Ukraine’s foreign minister, Dmytro Kuleba, said his government was working with the UN’s nuclear watchdog agency to create a safety zone around the Russian-held Zaporizhzhia nuclear plant.

Kyiv remained “in close contact” with Rafael Grossi, the head of the International Atomic Energy Agency (IAEA), he said at a joint press conference with his Slovak counterpart, Rastislav Káčer, in Kyiv.

Kuleba said: "Of course, we are all interested in ensuring that all nuclear power plants, not only the Zaporizhzhia NPP, are safe. This is extremely difficult to achieve without stopping Russian missile strikes on the territory of Ukraine, but we are moving forward step by with mutual understanding with the IAEA.
There is a rule in diplomacy that nothing is agreed upon until everything is agreed.
Ukraine’s state nuclear energy firm Energoatom earlier today repeated Kyiv’s claims that Russia was using the site as a de facto weapons depot."

Energoatom said Russia had brought multiple rocket launchers to the site and stationed them near the plant’s power unit No 6.

It went on to claim that Russian forces planned to use them to launch attacks against Ukrainian positions and bridges on the western bank of the Dnipro River.

The Zaporizhzhia nuclear power plant has come under repeated shelling since Moscow seized it shortly after launching its invasion in February, prompting the IAEA to call for a demilitarised safety zone around the plant.

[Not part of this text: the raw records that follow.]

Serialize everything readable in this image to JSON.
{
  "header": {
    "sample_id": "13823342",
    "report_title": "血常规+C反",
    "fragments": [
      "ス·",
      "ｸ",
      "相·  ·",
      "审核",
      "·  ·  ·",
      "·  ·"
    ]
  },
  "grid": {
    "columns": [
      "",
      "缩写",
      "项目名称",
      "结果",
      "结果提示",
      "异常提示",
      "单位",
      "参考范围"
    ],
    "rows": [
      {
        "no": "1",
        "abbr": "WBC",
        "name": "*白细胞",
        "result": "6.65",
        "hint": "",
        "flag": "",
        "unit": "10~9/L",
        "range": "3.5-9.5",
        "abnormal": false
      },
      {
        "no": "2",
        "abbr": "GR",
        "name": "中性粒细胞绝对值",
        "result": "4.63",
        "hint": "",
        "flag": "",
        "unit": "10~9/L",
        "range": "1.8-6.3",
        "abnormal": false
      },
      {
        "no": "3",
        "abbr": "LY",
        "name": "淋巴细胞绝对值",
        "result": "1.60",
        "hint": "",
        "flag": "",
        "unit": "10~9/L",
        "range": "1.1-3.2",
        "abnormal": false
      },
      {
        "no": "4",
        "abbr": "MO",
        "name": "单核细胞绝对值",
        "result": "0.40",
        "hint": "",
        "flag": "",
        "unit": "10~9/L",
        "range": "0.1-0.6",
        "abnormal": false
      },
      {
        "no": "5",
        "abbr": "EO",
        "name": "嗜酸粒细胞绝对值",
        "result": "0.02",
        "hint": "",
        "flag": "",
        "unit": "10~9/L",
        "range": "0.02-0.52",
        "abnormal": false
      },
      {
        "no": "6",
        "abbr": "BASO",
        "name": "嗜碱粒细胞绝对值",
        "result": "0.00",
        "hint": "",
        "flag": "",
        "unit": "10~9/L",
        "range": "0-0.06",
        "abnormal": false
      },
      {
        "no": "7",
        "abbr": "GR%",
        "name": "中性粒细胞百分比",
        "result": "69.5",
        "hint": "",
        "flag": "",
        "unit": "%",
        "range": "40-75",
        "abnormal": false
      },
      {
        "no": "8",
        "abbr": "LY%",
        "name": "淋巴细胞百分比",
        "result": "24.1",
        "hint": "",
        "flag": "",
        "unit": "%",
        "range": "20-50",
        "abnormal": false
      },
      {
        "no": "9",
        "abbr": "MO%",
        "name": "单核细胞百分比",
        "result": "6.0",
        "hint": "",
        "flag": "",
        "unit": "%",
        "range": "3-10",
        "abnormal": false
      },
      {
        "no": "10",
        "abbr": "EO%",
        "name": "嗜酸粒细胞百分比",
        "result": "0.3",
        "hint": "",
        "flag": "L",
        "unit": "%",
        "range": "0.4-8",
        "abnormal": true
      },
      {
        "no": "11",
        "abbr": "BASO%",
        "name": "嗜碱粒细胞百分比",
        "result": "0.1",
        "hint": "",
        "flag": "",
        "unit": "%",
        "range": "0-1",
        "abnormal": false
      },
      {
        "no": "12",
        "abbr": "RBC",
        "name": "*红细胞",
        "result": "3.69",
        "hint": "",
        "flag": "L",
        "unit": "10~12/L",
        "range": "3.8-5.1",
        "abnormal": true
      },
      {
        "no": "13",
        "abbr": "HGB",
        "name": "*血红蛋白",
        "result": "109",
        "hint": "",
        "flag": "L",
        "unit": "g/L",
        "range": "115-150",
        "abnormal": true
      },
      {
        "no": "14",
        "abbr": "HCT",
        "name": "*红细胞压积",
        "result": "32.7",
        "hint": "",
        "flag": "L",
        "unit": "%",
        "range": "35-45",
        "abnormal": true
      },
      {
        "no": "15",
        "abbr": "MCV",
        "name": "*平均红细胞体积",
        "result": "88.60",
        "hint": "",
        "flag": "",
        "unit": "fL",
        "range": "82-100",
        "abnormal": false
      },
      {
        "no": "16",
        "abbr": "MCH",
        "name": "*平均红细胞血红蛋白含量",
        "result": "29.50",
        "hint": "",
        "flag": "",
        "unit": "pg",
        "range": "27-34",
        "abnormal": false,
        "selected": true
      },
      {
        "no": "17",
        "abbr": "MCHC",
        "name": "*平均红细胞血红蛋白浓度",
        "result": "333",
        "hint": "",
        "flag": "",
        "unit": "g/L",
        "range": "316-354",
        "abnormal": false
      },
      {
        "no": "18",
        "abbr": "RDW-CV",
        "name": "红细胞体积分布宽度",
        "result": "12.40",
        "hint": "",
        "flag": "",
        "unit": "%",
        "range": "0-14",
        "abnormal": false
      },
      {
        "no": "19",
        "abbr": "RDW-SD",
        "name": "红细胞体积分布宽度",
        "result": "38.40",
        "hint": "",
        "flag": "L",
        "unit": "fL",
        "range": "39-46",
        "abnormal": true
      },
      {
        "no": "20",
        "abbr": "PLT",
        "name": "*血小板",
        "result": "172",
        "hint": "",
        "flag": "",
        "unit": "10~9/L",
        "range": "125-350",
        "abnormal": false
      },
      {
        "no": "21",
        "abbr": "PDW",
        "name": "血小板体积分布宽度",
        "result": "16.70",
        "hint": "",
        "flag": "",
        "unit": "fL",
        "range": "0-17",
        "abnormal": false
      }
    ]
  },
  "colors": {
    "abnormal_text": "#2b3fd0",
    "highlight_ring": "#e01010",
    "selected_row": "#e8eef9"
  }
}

Nuclear Powerplant Ukraine Ukraine invasion Zaporizhzhia